START Data records
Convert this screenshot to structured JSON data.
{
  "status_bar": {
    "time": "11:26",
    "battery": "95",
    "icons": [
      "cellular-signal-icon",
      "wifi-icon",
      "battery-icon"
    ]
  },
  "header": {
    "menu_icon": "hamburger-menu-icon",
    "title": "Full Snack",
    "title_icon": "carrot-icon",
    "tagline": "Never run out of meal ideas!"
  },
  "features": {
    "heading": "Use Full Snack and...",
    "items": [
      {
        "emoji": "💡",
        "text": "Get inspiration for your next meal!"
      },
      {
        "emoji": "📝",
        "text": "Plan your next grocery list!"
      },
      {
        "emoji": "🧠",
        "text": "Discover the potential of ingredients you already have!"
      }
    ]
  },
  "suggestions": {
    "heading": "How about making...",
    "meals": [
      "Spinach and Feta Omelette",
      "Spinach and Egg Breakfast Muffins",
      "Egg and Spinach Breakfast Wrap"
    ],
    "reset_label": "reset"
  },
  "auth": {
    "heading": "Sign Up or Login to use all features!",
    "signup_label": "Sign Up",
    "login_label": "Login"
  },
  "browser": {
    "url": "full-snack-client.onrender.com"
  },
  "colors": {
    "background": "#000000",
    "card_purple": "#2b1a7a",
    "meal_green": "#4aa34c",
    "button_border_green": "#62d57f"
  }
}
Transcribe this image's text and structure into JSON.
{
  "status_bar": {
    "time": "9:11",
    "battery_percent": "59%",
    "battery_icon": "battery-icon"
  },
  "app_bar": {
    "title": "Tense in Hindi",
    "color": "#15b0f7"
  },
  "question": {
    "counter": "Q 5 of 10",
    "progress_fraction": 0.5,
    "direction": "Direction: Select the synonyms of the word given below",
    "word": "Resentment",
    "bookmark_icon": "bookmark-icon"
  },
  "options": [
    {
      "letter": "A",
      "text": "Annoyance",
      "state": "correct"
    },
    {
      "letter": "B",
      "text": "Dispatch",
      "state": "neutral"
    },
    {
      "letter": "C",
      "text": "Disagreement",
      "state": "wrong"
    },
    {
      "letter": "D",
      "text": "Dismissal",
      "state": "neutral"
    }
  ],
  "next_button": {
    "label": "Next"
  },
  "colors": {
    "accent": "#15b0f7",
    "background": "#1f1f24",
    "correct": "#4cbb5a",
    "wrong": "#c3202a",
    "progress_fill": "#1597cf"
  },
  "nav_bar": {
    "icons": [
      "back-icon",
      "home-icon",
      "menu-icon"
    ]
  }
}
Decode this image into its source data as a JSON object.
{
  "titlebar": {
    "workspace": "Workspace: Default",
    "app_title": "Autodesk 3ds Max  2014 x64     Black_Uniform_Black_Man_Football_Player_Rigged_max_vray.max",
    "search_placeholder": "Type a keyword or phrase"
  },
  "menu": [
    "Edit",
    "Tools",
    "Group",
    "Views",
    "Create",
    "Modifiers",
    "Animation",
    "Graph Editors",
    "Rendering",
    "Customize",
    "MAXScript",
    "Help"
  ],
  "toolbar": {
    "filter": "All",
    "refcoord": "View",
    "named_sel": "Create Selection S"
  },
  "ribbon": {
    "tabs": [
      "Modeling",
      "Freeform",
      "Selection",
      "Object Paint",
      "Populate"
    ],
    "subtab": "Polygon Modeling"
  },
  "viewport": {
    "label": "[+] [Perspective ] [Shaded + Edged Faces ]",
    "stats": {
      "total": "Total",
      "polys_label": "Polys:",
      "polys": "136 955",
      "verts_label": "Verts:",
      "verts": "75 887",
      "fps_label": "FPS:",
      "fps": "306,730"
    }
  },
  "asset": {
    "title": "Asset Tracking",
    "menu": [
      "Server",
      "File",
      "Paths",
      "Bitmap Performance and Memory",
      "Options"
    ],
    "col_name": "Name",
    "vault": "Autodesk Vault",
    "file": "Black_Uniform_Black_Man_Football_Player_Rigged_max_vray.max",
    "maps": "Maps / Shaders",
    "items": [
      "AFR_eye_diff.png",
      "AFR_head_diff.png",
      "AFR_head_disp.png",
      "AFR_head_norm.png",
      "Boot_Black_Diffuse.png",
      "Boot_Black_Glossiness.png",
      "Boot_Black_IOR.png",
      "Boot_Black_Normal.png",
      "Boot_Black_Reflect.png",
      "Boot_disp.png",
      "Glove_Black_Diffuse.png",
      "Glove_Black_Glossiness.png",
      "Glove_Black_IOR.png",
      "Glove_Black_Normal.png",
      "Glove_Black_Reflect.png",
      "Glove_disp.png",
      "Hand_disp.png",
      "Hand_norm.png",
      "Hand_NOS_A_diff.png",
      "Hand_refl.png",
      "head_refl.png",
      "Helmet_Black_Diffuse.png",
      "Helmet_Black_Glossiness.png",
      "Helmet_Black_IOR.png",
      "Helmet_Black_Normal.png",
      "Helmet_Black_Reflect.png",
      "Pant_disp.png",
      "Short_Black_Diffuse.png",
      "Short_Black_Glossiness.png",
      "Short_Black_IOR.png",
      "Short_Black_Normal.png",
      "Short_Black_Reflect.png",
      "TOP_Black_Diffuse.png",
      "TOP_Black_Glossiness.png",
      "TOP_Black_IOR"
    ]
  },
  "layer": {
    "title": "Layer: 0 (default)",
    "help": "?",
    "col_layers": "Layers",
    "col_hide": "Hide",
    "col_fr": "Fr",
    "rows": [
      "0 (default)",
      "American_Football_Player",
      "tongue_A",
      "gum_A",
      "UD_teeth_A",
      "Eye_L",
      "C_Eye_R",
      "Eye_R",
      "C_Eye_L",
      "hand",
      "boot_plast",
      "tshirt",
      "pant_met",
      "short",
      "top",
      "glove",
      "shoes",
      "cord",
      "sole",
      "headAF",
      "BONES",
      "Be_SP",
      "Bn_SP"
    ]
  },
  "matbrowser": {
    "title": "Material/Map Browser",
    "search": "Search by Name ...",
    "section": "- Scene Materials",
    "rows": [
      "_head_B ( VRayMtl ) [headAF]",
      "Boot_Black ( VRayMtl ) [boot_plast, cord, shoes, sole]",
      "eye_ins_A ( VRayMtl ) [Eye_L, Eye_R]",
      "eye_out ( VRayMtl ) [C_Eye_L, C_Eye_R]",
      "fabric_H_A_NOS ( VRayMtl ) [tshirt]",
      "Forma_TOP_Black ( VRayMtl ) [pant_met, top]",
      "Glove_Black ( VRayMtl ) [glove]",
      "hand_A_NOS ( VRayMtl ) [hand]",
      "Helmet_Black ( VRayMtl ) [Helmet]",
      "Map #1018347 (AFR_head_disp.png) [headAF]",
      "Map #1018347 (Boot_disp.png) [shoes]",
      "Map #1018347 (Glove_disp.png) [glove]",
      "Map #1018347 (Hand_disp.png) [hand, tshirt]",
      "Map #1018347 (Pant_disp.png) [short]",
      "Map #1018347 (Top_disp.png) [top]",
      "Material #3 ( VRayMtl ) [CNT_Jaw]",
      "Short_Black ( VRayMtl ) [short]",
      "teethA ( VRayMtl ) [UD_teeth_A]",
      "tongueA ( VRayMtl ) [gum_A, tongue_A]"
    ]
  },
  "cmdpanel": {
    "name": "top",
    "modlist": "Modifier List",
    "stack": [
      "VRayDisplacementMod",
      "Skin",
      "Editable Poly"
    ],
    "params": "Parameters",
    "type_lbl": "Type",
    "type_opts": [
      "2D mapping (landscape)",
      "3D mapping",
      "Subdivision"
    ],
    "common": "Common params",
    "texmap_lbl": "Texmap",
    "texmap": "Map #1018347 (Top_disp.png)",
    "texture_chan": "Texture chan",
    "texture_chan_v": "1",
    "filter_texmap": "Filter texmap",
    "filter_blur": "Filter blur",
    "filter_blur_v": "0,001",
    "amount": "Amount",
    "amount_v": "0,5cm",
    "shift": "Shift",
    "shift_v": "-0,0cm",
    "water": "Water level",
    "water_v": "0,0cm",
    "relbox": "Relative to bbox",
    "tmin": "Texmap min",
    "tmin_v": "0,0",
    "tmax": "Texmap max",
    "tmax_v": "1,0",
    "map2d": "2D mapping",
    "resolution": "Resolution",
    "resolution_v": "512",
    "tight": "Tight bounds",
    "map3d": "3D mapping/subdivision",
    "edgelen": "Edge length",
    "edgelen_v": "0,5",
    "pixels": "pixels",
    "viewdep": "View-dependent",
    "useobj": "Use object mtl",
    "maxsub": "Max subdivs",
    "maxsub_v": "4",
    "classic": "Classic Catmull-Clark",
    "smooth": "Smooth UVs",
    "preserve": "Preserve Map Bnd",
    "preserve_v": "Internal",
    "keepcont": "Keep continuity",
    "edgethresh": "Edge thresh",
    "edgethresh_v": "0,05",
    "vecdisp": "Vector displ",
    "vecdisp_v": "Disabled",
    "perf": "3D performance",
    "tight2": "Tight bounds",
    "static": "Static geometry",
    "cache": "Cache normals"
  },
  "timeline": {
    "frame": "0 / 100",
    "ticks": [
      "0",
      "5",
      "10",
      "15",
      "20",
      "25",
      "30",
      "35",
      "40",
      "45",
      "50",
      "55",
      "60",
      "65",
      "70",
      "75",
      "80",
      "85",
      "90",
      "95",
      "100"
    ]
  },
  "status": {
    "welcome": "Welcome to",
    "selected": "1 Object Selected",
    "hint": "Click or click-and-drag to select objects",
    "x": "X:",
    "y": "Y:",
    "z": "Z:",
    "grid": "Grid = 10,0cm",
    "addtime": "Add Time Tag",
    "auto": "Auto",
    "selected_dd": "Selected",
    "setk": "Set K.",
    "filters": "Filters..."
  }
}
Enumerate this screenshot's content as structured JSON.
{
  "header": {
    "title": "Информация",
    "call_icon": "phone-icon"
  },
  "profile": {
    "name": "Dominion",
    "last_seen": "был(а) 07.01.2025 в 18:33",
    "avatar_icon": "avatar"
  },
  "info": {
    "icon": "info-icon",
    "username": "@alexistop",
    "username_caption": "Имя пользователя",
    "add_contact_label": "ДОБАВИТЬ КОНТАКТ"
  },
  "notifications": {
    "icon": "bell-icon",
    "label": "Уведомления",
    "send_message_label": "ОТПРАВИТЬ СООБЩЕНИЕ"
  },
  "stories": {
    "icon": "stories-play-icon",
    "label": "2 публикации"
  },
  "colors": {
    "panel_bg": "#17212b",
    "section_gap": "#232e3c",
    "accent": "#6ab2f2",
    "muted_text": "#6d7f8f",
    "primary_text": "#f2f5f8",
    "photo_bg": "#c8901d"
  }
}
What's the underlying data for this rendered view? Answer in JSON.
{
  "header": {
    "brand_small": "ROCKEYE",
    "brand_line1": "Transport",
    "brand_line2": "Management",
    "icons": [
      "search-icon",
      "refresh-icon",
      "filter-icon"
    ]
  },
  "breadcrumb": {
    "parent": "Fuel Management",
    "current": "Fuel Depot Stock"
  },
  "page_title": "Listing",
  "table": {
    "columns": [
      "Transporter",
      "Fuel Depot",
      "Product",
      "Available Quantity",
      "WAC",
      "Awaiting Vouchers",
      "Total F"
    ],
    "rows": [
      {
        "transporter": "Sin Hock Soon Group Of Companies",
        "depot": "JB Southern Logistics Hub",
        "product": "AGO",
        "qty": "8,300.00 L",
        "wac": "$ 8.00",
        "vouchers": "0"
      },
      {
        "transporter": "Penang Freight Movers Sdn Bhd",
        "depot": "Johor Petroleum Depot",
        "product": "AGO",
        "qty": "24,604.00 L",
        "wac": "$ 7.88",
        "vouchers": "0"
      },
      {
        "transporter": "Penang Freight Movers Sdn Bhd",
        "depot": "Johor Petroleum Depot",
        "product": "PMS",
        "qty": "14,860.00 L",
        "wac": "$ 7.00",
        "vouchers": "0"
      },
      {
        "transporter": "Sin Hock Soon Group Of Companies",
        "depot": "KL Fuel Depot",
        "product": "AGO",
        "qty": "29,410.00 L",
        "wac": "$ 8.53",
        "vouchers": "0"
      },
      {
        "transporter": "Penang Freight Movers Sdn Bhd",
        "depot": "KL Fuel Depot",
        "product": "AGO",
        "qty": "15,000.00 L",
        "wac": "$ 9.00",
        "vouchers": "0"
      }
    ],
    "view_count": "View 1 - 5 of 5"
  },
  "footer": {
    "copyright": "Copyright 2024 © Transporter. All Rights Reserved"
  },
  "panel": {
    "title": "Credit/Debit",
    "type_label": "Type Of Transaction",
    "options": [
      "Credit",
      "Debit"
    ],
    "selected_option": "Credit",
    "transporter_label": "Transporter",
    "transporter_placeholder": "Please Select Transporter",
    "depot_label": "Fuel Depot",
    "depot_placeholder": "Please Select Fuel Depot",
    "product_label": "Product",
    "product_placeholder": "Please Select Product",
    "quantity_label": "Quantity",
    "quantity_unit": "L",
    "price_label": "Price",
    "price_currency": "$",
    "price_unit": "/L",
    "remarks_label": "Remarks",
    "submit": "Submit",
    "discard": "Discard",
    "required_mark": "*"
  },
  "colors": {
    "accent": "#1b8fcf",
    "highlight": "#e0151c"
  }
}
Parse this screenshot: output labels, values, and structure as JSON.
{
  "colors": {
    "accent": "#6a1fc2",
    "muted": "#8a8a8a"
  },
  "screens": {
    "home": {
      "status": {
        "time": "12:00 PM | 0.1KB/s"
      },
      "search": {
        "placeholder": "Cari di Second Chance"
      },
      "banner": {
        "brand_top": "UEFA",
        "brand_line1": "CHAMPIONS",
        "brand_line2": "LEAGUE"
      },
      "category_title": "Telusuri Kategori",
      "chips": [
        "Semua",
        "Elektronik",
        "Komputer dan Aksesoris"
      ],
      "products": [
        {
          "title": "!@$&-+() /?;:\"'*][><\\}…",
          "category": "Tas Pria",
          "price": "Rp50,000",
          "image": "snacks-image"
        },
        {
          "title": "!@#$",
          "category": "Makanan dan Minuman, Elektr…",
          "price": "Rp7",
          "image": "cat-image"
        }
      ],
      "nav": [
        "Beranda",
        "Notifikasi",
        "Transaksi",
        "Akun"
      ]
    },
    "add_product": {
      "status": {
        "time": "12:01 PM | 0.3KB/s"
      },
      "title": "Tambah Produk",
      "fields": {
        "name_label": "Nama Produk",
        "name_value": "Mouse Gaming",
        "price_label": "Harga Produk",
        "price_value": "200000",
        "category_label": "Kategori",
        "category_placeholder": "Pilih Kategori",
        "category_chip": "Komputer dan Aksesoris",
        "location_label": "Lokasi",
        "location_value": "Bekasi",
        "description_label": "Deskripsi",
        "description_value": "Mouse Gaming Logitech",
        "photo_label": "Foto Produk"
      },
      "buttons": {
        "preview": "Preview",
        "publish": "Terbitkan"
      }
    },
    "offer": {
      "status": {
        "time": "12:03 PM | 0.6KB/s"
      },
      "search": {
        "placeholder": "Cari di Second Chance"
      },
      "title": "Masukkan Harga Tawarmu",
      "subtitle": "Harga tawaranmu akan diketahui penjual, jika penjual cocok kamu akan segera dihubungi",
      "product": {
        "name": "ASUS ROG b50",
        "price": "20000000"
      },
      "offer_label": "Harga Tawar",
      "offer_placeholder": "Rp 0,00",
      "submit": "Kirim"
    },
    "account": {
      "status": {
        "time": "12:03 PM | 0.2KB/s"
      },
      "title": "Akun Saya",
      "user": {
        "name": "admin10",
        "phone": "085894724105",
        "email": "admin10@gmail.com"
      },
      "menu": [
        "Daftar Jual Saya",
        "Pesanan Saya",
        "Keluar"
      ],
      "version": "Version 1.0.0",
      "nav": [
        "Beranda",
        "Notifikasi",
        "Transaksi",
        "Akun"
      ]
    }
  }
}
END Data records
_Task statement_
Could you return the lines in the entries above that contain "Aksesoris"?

_Reply to the exercise_
        "Komputer dan Aksesoris"
        "category_chip": "Komputer dan Aksesoris",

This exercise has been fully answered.